Five researchers from two Vi university members in India and Russia have completed a joint paper exploring the linkages between international trade and carbon leakage -- the increase in carbon dioxide emissions in some countries as a result of the adoption of strict environmental policies in others.
The Vi joint research project, funded by the Government of Japan, includes recommendations for national and international policies to reduce future emissions, and facilitate the negotiating process for signing a new international climate agreement.
After the signing of commitments to reduce their emissions of greenhouse gases, such as the Kyoto Protocol, some developed countries have increased their imports of carbon-intensive goods from developing or transition countries that do not have the obligation to reduce such emissions. This "leakage," in turn, risks to offset (at least partially) efforts of the international community to curb emissions.
"International trade and carbon leakage: An analytical framework for India and Russia," was developed by Meeta Mehra Keswani, Aparna Sawhney and Rashmi Rastogi, of Jawaharlal Nehru University in India, and Natalia Piskulova and Anna Abramova, of the Moscow State Institute of International Relations in Russia, with support from the Vi team. The paper was peer reviewed by Robert Hamwey, of UNCTAD's Trade, Environment, Climate Change and Sustainable Development Branch, and Piergiuseppe Fortunato, of UNCTAD's Unit on Economic Cooperation and Integration among Developing Countries, and co-author of the UNDESA World Economic and Social Survey 2009 (focusing on climate change).
"This paper is extremely useful in that it clearly explains how to quantify CO2 emissions that are embedded in a country's trade, demonstrating in quantitative terms the net carbon balance in bilateral trade flows between India and Russia and their main trading partners," writes Hamway.
The authors propose a methodological framework for the calculation of carbon leakage in the context of merchandise trade between these two emerging economies (which do not have obligations to cut greenhouse gas emissions) and their major developed trading partners. They subsequently conduct an estimation of CO2 embodied in such trade, finding that carbon emissions embodied in Indian and Russian exports to these trading partners were higher than those in their imports, with the exception of the trade between Russia and Germany.

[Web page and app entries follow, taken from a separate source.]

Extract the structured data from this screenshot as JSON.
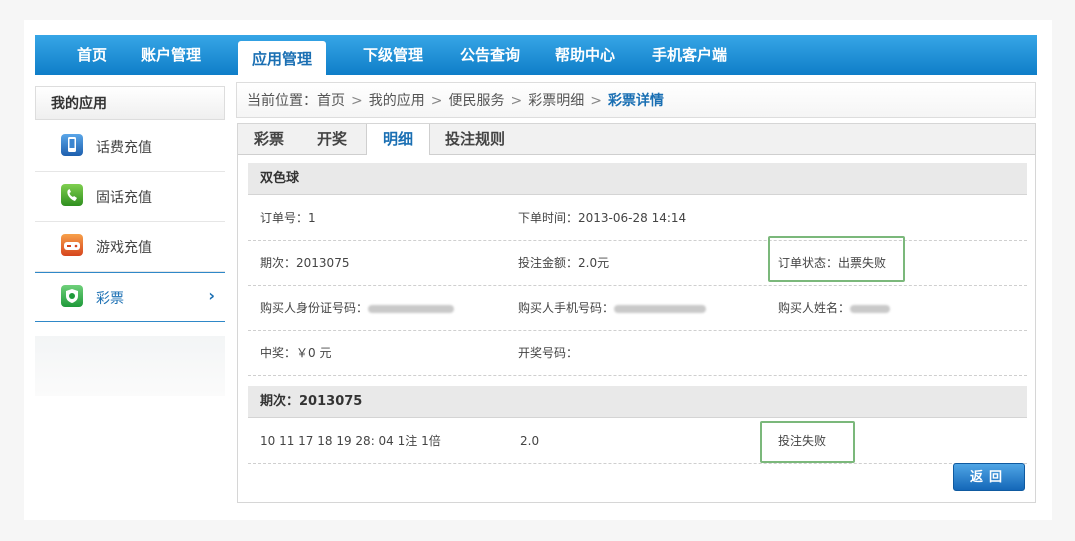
{
  "nav": {
    "items": [
      "首页",
      "账户管理",
      "应用管理",
      "下级管理",
      "公告查询",
      "帮助中心",
      "手机客户端"
    ],
    "active": "应用管理"
  },
  "sidebar": {
    "title": "我的应用",
    "items": [
      {
        "label": "话费充值",
        "icon": "phone-icon"
      },
      {
        "label": "固话充值",
        "icon": "landline-icon"
      },
      {
        "label": "游戏充值",
        "icon": "gamepad-icon"
      },
      {
        "label": "彩票",
        "icon": "lottery-icon"
      }
    ],
    "active": "彩票",
    "chevron": "›"
  },
  "breadcrumb": {
    "prefix": "当前位置：",
    "items": [
      "首页",
      "我的应用",
      "便民服务",
      "彩票明细"
    ],
    "current": "彩票详情",
    "separator": ">"
  },
  "tabs": {
    "items": [
      "彩票",
      "开奖",
      "明细",
      "投注规则"
    ],
    "active": "明细"
  },
  "detail": {
    "section_title": "双色球",
    "order_no_label": "订单号：",
    "order_no": "1",
    "order_time_label": "下单时间：",
    "order_time": "2013-06-28 14:14",
    "issue_label": "期次：",
    "issue": "2013075",
    "amount_label": "投注金额：",
    "amount": "2.0元",
    "status_label": "订单状态：",
    "status": "出票失败",
    "buyer_id_label": "购买人身份证号码：",
    "buyer_phone_label": "购买人手机号码：",
    "buyer_name_label": "购买人姓名：",
    "prize_label": "中奖：",
    "prize": "￥0 元",
    "draw_no_label": "开奖号码：",
    "draw_no": ""
  },
  "bets": {
    "section_label": "期次：",
    "section_issue": "2013075",
    "row": {
      "numbers": "10 11 17 18 19 28: 04 1注 1倍",
      "amount": "2.0",
      "status": "投注失败"
    }
  },
  "back_button": "返回",
  "colors": {
    "nav_bg": "#1a8fd8",
    "accent": "#1a6fb3",
    "highlight_border": "#7bb87b"
  }
}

"The paper convincingly argues that, due to carbon leakage, future international agreements imposing emissions reduction targets on countries should take into account future emissions calculations based on national consumption, rather than, or in conjunction with, production," Hamway said.
The problem of carbon leakage, according to the authors, needs to be addressed through sound policies aiming to improve energy efficiency, induce the use and transfer of clean technologies, and develop new sources of energy. In this regard, the paper recognizes the importance of domestic policies to reduce carbon leakage, and analyzes in detail the main measures adopted in India and Russia.
As a truly global problem, climate change will eventually require the adoption of effective international policies and participation by all countries. Along these lines, the authors argue for the application of more cooperative international policy measures that, coupled with revised emissions accounting, may facilitate the diffusion of green technologies without hindering the development perspectives of poor countries. Such policies include a new agreement with emissions reduction obligations evaluated according to each country's characteristics, and more significant financial assistance to developing countries to allow them to change their production pattern and ensure enough energy supply to meet their development needs.